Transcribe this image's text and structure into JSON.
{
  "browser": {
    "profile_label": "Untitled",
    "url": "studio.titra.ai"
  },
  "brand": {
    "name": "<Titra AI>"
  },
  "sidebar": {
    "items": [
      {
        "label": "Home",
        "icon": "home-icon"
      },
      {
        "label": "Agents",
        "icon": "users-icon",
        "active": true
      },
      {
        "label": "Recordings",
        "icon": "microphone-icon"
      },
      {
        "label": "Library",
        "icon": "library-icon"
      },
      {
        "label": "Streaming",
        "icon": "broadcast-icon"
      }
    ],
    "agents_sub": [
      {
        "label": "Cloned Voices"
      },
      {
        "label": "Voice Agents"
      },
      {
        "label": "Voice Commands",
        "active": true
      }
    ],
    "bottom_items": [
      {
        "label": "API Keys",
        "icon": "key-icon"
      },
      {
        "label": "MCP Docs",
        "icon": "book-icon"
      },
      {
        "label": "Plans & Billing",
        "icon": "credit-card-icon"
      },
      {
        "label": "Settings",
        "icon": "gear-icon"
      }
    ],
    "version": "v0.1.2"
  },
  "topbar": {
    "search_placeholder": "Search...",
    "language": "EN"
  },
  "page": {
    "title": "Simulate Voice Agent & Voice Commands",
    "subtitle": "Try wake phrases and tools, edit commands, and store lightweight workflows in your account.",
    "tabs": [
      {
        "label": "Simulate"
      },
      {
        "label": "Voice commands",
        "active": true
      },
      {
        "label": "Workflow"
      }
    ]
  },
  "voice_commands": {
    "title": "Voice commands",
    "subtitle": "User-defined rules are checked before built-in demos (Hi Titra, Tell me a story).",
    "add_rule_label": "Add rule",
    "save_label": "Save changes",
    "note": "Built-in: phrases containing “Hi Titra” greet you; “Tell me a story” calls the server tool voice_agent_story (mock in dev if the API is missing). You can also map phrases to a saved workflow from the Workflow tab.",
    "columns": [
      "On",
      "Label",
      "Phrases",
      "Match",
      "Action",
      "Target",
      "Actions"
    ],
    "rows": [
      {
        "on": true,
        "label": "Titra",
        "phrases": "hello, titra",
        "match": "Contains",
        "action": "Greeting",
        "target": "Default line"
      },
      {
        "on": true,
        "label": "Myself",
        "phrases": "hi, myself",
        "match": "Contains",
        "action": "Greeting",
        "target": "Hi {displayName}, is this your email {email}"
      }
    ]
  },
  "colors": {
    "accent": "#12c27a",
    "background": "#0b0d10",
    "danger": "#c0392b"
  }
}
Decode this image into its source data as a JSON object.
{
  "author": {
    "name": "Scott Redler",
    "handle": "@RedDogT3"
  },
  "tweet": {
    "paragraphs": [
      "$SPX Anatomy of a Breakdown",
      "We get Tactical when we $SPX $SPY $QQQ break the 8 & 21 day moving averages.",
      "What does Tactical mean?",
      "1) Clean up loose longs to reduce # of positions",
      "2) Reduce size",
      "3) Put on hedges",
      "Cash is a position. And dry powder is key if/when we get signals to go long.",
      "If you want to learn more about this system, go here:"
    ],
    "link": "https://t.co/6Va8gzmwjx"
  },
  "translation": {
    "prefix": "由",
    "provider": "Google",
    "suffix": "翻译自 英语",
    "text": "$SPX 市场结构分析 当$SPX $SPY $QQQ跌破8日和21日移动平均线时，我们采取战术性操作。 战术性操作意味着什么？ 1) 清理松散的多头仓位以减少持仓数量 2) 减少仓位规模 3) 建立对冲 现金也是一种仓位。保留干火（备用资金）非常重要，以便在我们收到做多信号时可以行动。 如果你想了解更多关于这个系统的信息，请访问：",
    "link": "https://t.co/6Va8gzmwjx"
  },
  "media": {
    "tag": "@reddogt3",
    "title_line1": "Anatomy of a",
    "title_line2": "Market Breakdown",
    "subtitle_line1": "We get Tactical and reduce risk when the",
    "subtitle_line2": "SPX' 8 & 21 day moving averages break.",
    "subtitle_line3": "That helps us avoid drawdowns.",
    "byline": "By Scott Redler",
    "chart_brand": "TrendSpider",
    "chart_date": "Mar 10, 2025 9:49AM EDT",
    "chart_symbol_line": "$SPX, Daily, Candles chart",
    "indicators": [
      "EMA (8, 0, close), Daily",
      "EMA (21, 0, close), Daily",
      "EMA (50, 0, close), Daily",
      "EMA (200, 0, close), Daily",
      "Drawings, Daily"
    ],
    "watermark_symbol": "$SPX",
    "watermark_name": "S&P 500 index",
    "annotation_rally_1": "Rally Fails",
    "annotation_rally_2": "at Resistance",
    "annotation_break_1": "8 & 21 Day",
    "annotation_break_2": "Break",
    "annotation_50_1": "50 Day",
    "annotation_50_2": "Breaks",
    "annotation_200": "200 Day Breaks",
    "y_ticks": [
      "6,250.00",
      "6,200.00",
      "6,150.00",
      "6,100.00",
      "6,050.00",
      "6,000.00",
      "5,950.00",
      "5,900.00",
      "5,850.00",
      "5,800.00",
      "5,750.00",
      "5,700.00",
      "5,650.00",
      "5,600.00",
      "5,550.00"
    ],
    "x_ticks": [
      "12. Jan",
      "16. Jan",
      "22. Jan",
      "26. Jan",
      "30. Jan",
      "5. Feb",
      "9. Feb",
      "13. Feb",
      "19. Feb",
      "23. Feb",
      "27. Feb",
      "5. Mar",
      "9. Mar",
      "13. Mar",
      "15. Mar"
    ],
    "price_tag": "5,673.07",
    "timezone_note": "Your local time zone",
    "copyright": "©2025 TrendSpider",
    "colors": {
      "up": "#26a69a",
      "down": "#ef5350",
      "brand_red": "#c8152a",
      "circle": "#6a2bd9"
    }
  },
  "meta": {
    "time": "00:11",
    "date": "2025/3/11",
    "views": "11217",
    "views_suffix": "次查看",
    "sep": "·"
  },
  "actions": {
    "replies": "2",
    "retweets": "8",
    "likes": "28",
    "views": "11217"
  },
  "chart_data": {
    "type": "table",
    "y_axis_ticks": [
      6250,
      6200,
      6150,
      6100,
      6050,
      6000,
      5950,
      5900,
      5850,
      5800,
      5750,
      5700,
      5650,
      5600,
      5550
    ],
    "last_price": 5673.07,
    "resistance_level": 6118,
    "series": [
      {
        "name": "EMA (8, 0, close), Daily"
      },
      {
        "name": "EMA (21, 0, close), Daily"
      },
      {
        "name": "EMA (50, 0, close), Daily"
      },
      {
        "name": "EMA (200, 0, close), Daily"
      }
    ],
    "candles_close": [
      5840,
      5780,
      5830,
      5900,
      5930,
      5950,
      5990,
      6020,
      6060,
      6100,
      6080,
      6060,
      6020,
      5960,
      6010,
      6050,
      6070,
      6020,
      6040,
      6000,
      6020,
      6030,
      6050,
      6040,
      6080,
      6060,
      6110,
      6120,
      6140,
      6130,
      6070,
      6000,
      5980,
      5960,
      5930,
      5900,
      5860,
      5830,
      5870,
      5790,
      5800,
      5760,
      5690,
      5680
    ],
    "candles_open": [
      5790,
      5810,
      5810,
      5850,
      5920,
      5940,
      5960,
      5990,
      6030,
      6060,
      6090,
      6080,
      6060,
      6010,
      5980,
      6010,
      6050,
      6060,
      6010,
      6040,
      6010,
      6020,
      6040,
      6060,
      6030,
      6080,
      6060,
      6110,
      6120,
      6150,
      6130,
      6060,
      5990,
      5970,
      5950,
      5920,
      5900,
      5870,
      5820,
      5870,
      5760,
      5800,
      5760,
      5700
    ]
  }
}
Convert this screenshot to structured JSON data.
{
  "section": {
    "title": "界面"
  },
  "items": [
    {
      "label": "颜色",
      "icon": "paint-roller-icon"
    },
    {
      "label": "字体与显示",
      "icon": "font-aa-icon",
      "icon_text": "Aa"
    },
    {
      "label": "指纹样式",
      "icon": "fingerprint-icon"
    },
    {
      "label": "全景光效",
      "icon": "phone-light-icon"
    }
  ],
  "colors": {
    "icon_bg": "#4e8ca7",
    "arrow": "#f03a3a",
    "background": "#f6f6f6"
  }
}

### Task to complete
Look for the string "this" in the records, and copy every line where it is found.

### Response to the task
Transcribe this image's text and structure into JSON.
        "target": "Hi {displayName}, is this your email {email}"
Decode this image into its source data as a JSON object.
      "If you want to learn more about this system, go here:"
Convert this screenshot to structured JSON data.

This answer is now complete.